I guess the risk of losing both would be small, but the above has bearing on the costs of carrying the spare(s).
I don’t know the answers to these questions in detail, but Colin does, so if you are really interested in buying a Boreal, then it would be worth talking to him about this, and other factors. https://www.morganscloud.com/consulting/
That said, having sailed the boat a bit, and having talked to several people with a lot of miles in Boreals, I’m pretty sure that the boards are an added benefit, but not required for safe operation. Also, the last time I talked to Boreal none of their boats had suffered a board breakage.
If memory serves, the boards are identical.
Boreal’s daggerboards can be broken as you can see on the n° 42 ep ” Bushpoint ” on You tube. It was last year on a Boreal 55 in the north of Norway. Even if it was not a great issue , it can happen. The owner fix it himself.
My wife and I are looking to build a new boat to change our Ovni 43 and we ask Patrick Lenormand, the yard manager of NYS ( Caen France) to build it . We have chosen a Cordova 45 ( design of Jean-François André , well known french architect ) . His choice of a twin rudder system concern me . He said that he put two strong skegs welded on the hull to prevent any damage. My worry is also about the drag of these skegs in front of the rudders .
I know that a boat is always a trade-off but I don’t want to make a mistake.
It’s always a great pleasure to read AAC.
Best regards, Françoise et Jean-Michel.
Hi Françoise and Jean-Michel,

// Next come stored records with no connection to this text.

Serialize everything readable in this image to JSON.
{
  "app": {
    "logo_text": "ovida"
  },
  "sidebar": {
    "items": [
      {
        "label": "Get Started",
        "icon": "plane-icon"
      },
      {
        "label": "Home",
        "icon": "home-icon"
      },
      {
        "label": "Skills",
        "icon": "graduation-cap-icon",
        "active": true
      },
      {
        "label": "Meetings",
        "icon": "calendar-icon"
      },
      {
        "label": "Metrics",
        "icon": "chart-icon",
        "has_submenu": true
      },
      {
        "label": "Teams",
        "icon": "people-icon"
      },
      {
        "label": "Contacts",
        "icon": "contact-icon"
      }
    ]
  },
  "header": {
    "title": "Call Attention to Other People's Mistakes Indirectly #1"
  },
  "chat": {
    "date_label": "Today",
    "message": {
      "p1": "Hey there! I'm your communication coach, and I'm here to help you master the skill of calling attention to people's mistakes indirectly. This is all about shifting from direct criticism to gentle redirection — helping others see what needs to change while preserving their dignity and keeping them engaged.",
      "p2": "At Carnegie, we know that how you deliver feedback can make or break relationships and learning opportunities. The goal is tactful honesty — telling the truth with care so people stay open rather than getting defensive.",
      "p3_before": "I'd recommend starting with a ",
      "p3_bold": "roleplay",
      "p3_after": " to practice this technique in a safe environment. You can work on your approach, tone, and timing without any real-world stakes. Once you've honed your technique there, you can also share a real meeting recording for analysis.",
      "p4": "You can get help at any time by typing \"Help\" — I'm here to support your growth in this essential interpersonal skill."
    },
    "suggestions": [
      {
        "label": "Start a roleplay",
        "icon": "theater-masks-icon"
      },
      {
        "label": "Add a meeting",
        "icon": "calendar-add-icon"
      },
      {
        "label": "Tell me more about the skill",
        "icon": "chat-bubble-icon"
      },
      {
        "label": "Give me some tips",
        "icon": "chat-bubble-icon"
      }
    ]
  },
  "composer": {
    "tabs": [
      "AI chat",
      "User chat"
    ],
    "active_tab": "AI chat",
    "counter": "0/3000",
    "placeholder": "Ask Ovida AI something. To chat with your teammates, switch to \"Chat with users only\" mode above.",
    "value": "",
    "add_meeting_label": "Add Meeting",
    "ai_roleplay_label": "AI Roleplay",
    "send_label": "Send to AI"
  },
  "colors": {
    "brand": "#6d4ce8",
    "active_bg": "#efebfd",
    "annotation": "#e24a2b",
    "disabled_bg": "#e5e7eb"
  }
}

That’s such an interesting question that I answered it as a tip: https://www.morganscloud.com/jhhtips/twin-rudders-have-no-place-in-the-high-latitudes-or-maybe-cruising/